In the Cape Breton highlands, where severe winds known as les suetes were howling off the mountains, Rankin MacDonald was having trouble seeing the highway a football field away from his house – it was a total whiteout.
“Boy, it’s humming now, I’ll tell you,” Mr. MacDonald said, snuggled into his home in East Lake Ainslie on the western side of the island and expecting to be there for a couple of days at least.
“Once the snow comes, you can’t get out,” he said about his lane that was blocked with drifts about a metre to two metres high. He and his partner, Cindy O’Neill, brought in extra food and wood to heat the house if the power went out. It was likely they’d have to wait for the plow to come – a problem, as Mr. MacDonald is the editor of the local newspaper, the Inverness Oran. The weekly was to be out Wednesday, but the plant in Pictou that prints it shut down for the storm.
That was the story across the Atlantic region, where an early spring storm that was attracting nicknames including “bombogenesis” and “Juanabe” (after the devastating White Juan storm of 2004) brought strong winds and dumped snow and ice pellets everywhere. The storm that started early Wednesday morning along Nova Scotia’s south shore quickly made its way across the province and into Prince Edward Island, which was expected to get 40 centimetres of snow before it’s over.
In much of Canada, it hasn’t been spring-like either. Although it’s been balmy in British Columbia, temperatures in Ontario, for example, were below normal – Toronto has had its coldest winter in 20 years. According to Environment Canada, what has already been a long, difficult winter for most Canadians is expected to continue for another couple of weeks.

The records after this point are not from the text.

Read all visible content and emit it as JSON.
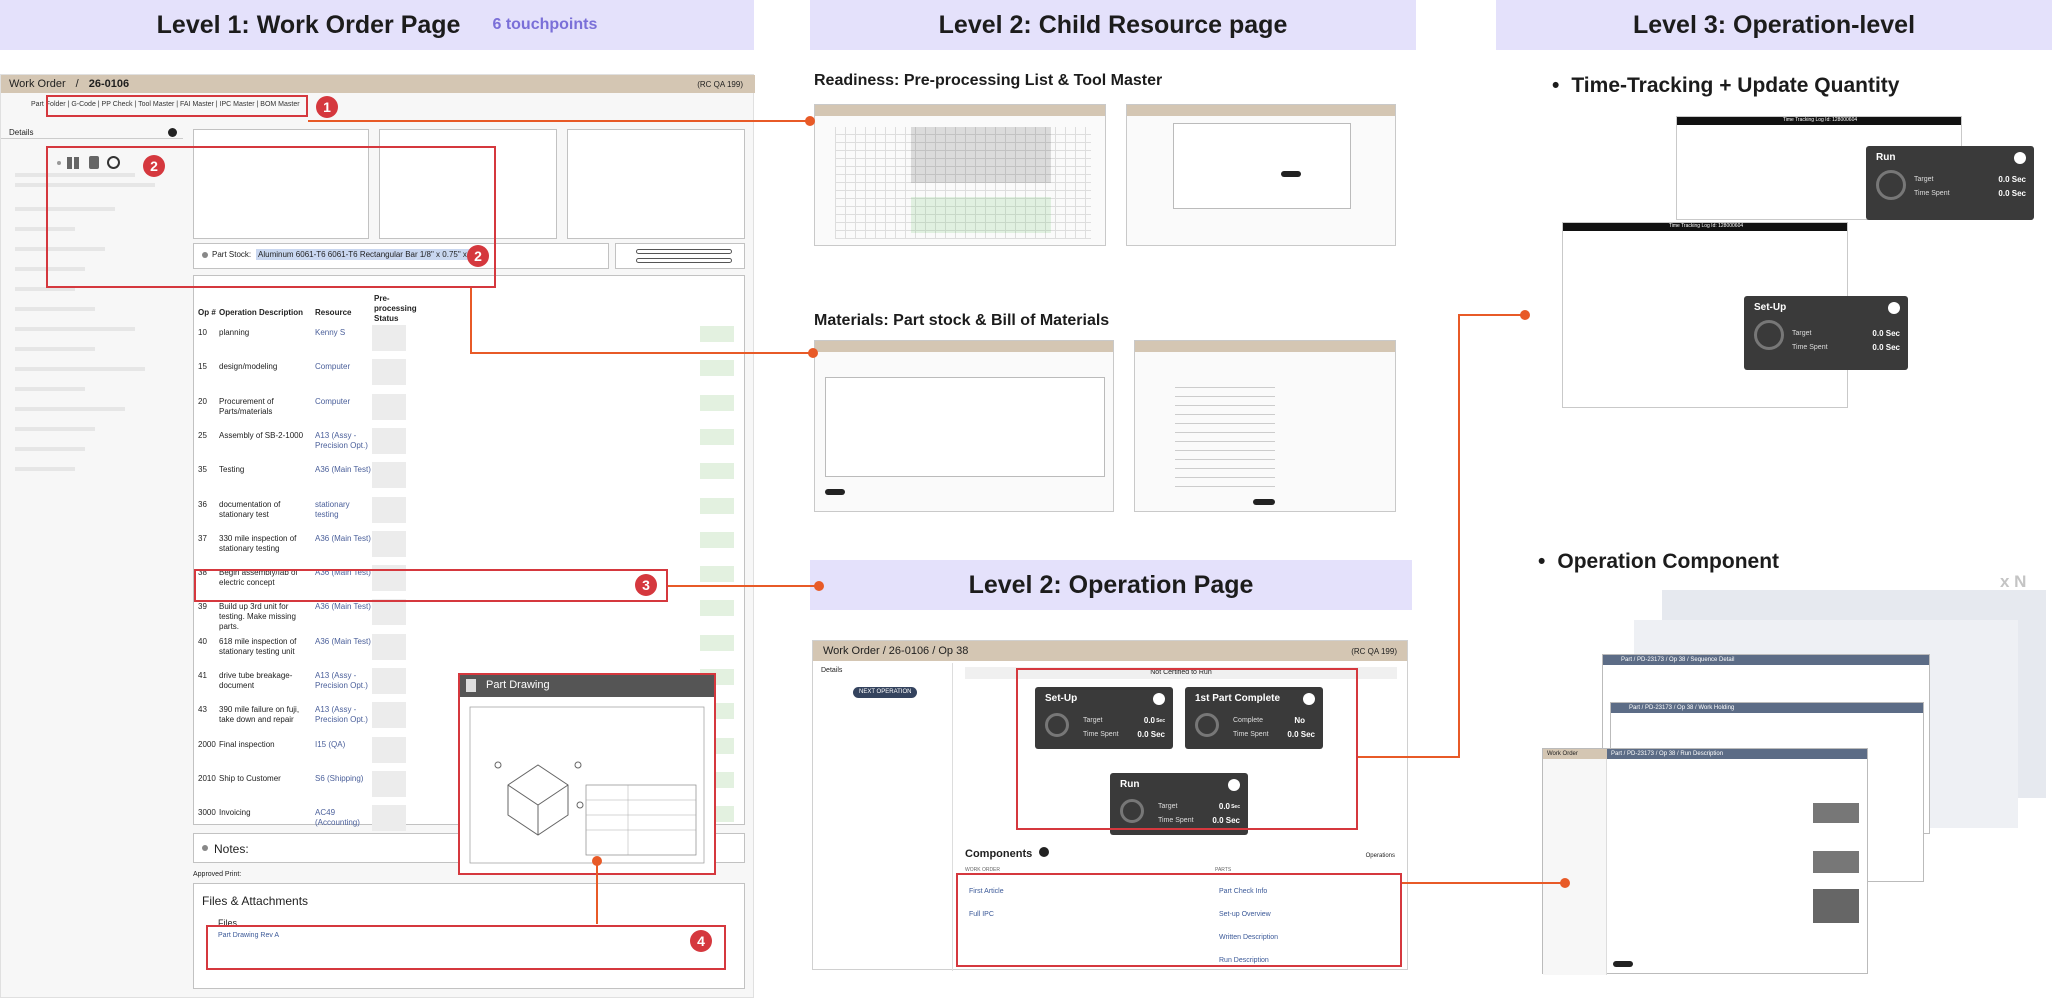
{
  "bands": {
    "level1_title": "Level 1: Work Order Page",
    "level1_touchpoints": "6 touchpoints",
    "level2_child_title": "Level 2: Child Resource page",
    "level3_title": "Level 3: Operation-level",
    "level2_operation_title": "Level 2: Operation Page"
  },
  "sections": {
    "readiness": "Readiness: Pre-processing List & Tool Master",
    "materials": "Materials: Part stock & Bill of Materials",
    "time_tracking": "Time-Tracking + Update Quantity",
    "operation_component": "Operation Component",
    "times_n": "x N"
  },
  "work_order": {
    "breadcrumb_root": "Work Order",
    "breadcrumb_sep": "/",
    "order_id": "26-0106",
    "rc_tag": "(RC QA 199)",
    "master_links": "Part Folder | G-Code | PP Check | Tool Master | FAI Master | IPC Master | BOM Master",
    "details_label": "Details",
    "part_stock_label": "Part Stock:",
    "part_stock_value": "Aluminum 6061-T6 6061-T6 Rectangular Bar 1/8\" x 0.75\" x 48\"",
    "table_headers": [
      "Op #",
      "Operation Description",
      "Resource",
      "Pre-processing Status"
    ],
    "operations": [
      {
        "op": "10",
        "desc": "planning",
        "res": "Kenny S"
      },
      {
        "op": "15",
        "desc": "design/modeling",
        "res": "Computer"
      },
      {
        "op": "20",
        "desc": "Procurement of Parts/materials",
        "res": "Computer"
      },
      {
        "op": "25",
        "desc": "Assembly of SB-2-1000",
        "res": "A13 (Assy - Precision Opt.)"
      },
      {
        "op": "35",
        "desc": "Testing",
        "res": "A36 (Main Test)"
      },
      {
        "op": "36",
        "desc": "documentation of stationary test",
        "res": "stationary testing"
      },
      {
        "op": "37",
        "desc": "330 mile inspection of stationary testing",
        "res": "A36 (Main Test)"
      },
      {
        "op": "38",
        "desc": "Begin assembly/fab of electric concept",
        "res": "A36 (Main Test)"
      },
      {
        "op": "39",
        "desc": "Build up 3rd unit for testing. Make missing parts.",
        "res": "A36 (Main Test)"
      },
      {
        "op": "40",
        "desc": "618 mile inspection of stationary testing unit",
        "res": "A36 (Main Test)"
      },
      {
        "op": "41",
        "desc": "drive tube breakage- document",
        "res": "A13 (Assy - Precision Opt.)"
      },
      {
        "op": "43",
        "desc": "390 mile failure on fuji, take down and repair",
        "res": "A13 (Assy - Precision Opt.)"
      },
      {
        "op": "2000",
        "desc": "Final inspection",
        "res": "I15 (QA)"
      },
      {
        "op": "2010",
        "desc": "Ship to Customer",
        "res": "S6 (Shipping)"
      },
      {
        "op": "3000",
        "desc": "Invoicing",
        "res": "AC49 (Accounting)"
      }
    ],
    "notes_label": "Notes:",
    "approved_print": "Approved Print:",
    "files_attachments": "Files & Attachments",
    "files_label": "Files",
    "file_name": "Part Drawing Rev A",
    "part_drawing_title": "Part Drawing",
    "badges": [
      "1",
      "2",
      "2",
      "3",
      "4"
    ]
  },
  "operation_page": {
    "breadcrumb": "Work Order  /  26-0106  /  Op 38",
    "rc_tag": "(RC QA 199)",
    "details_label": "Details",
    "next_operation": "NEXT OPERATION",
    "not_certified": "Not Certified to Run",
    "components_label": "Components",
    "operations_dropdown": "Operations",
    "work_order_col": "WORK ORDER",
    "parts_col": "PARTS",
    "wo_links": [
      "First Article",
      "Full IPC"
    ],
    "part_links": [
      "Part Check Info",
      "Set-up Overview",
      "Written Description",
      "Run Description"
    ],
    "timers": [
      {
        "title": "Set-Up",
        "label1": "Target",
        "value1": "0.0",
        "unit1": "Sec",
        "label2": "Time Spent",
        "value2": "0.0 Sec"
      },
      {
        "title": "1st Part Complete",
        "label1": "Complete",
        "value1": "No",
        "unit1": "",
        "label2": "Time Spent",
        "value2": "0.0 Sec"
      },
      {
        "title": "Run",
        "label1": "Target",
        "value1": "0.0",
        "unit1": "Sec",
        "label2": "Time Spent",
        "value2": "0.0 Sec"
      }
    ]
  },
  "level3": {
    "time_log_title": "Time Tracking Log Id: 128000604",
    "run_title": "Run",
    "setup_title": "Set-Up",
    "target": "Target",
    "time_spent": "Time Spent",
    "zero_sec": "0.0 Sec",
    "component_breadcrumbs": [
      "Part  /  PD-23173  /  Op 38  /  Sequence Detail",
      "Part  /  PD-23173  /  Op 38  /  Work Holding",
      "Part  /  PD-23173  /  Op 38  /  Run Description"
    ],
    "work_order_tag": "Work Order"
  },
  "colors": {
    "band": "#e4e1fb",
    "accent_red": "#d5383e",
    "connector": "#e85a27",
    "header_tan": "#d4c6b3",
    "timer_dark": "#3a3a3a",
    "touchpoint_purple": "#7a6fd8"
  }
}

On Wednesday, most of Nova Scotia closed down. Flights in and out of Halifax Stanfield International Airport were cancelled, mail delivery stopped, the liquor stores closed, kids stayed home from school, universities shut down and so did the city buses in Halifax. Even the Nova Scotia Casino stopped doing business in the afternoon. The high winds were causing power outages across the province, and along the Acadian Shore and parts of the Annapolis Valley power was not expected to be restored until Thursday morning.
The Trans-Canada was closed from Truro to Moncton – about 172 kilometres, the RCMP said. About 450 snowplows and salt trucks were working around the clock. Barbara Baillie, executive director, maintenance and operations, Transportation and Infrastructure Renewal, said one of her supervisors told her some highways were “still passable if you’re foolish enough to be out there.” Her department also tied down all seven provincial ferries, which cross lakes, rivers and ocean bays, for the first time anyone could recall.
At Dalhousie University, “we are locked in at school,” said Stephen Stone, an MA student. Although the campus was closed, he and two colleagues were working on a project and “only have a few slices of bread and peanut butter to last us since everything is shut down [in downtown Halifax].” Meanwhile, they were charging their phones and laptops in case the power went out.
Halifax lawyer Jane O’Neill was working from home, able to make calls to people in other parts of the country at their offices on this spring day – and she was supervising her three girls, who didn’t have school Wednesday and went outside to play in the snow.
In Mr. MacDonald’s area, the winds were the real issue – blowing as hard as 160 kilmotres an hour – as they were along the Atlantic coast, where there were concerns about storm surges that could cause damage to fishing wharves and other infrastructure.
Given that the storm was to continue overnight, officials were worried about the damage they would wake up to. But the storm, especially the wind, was expected to die down Thursday afternoon, and by the weekend temperatures in Nova Scotia and New Brunswick were forecast to be as high as 10 C.